Interview with author Norbert Lébely on his series Step by Step
The ‘Step by Step’ Phenomenon
Larousse de Bridge, published in France in 1995, claims that the Step by Step books have sold several hundred thousand of copies. The books have been translated into Italian, German and Spanish, and now into English. Over the years, they have continued to be bestsellers. We asked co-author, Norbert Lébely, to elaborate on why he thinks this series has found such success.
Lébely: The ‘step by step’ method was well-known to the readers of Le Bridgeur magazine. It was developed by Robert Berthe, a teacher well ahead of his time. He realized that bridge could be explained and learned using this simple approach. The popularity of his magazine articles gave him the idea to develop a series of books based on the same technique, books that would be easy to read but also fun. To do this he got me involved, since I was also very interested in teaching and writing about bridge. In fact, the success of our collaboration grew from our friendship and a perfect meeting of minds, which can be felt as you read Step by Step.
So what exactly is this teaching method?
Lébely: As the name implies, the method teaches the reader to make the best possible plan for the play, advancing logically ‘step by step’ by using a question-and-answer method to reach the correct line of play on each deal. The goal is for the reader eventually to use this technique automatically at the table.
How is the material presented?
Lébely: The first section contains fifty or so examples, presented in order of difficulty, covering the various ideas that need to be learned. In the second part, a series of exercises allow the reader to go through a self-test and gauge how much progress has been made. In between these two sections, there is a list of the various techniques covered, grouped into similar ideas, something like an index.

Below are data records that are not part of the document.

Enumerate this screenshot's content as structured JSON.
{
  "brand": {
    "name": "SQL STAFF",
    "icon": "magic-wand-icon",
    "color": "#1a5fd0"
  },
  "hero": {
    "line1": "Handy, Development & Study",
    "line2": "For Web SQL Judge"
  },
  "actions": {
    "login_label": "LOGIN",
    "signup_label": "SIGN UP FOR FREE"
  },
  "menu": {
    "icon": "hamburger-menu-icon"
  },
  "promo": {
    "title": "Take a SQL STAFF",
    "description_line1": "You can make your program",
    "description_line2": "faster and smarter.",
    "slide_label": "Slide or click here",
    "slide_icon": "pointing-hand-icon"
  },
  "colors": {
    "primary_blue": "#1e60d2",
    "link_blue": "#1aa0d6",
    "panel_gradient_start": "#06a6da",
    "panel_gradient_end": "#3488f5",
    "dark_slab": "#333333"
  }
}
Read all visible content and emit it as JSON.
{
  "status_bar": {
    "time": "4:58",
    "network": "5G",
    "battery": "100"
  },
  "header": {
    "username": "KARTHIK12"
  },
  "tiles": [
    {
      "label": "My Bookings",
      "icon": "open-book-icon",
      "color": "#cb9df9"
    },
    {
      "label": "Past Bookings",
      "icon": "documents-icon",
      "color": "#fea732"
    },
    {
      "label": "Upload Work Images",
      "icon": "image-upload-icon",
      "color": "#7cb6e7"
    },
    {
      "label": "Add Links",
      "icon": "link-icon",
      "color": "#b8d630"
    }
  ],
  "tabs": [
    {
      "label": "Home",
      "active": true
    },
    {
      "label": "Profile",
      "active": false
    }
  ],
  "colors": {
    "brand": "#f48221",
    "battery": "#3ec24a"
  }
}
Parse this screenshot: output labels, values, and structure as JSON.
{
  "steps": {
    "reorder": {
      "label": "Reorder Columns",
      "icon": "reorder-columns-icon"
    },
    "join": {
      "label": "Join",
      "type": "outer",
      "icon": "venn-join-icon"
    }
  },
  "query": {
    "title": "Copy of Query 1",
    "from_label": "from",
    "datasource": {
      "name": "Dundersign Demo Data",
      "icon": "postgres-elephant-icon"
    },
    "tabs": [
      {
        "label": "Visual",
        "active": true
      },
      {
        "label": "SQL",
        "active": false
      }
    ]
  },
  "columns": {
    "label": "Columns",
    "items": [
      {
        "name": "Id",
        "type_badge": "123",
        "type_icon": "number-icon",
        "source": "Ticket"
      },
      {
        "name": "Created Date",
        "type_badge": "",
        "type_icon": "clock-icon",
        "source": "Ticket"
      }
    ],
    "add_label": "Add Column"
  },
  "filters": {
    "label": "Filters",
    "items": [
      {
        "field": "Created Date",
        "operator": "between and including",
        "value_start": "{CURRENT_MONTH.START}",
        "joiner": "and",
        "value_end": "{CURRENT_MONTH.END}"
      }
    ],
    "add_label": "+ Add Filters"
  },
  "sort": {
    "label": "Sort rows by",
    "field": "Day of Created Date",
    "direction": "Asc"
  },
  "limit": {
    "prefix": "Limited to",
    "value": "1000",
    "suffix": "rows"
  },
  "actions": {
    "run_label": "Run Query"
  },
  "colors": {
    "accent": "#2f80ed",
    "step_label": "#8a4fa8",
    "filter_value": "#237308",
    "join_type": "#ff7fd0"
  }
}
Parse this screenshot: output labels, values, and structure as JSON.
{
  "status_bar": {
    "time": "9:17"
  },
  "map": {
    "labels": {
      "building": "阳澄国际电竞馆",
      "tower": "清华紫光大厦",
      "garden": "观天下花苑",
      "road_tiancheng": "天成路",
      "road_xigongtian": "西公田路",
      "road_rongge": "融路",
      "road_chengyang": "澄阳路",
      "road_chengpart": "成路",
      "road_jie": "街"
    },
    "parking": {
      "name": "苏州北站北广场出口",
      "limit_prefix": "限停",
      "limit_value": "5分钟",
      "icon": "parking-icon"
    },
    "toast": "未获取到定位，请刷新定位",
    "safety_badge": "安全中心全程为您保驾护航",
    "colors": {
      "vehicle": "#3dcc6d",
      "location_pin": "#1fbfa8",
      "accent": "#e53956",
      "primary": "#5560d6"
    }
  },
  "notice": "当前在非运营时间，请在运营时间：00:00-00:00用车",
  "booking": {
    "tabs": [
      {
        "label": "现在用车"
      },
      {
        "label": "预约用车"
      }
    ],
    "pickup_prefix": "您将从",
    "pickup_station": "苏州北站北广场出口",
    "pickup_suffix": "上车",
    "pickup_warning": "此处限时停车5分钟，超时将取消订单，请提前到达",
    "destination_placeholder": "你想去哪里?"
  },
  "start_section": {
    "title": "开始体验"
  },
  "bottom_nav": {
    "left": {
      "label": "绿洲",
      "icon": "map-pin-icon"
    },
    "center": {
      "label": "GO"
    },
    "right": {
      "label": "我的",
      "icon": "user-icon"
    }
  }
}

In summary, Robert and I were very aware of the many and various complexities of the game. Also, we thought it very important to clearly define the correct (and incorrect) lines of play, including the order in which things had to be done (timing), and how to use communications to best effect. Our advice was always this: ask yourself the right questions, answer them carefully, applying what you have learned thanks to Step by Step, and you will (almost) always be rewarded!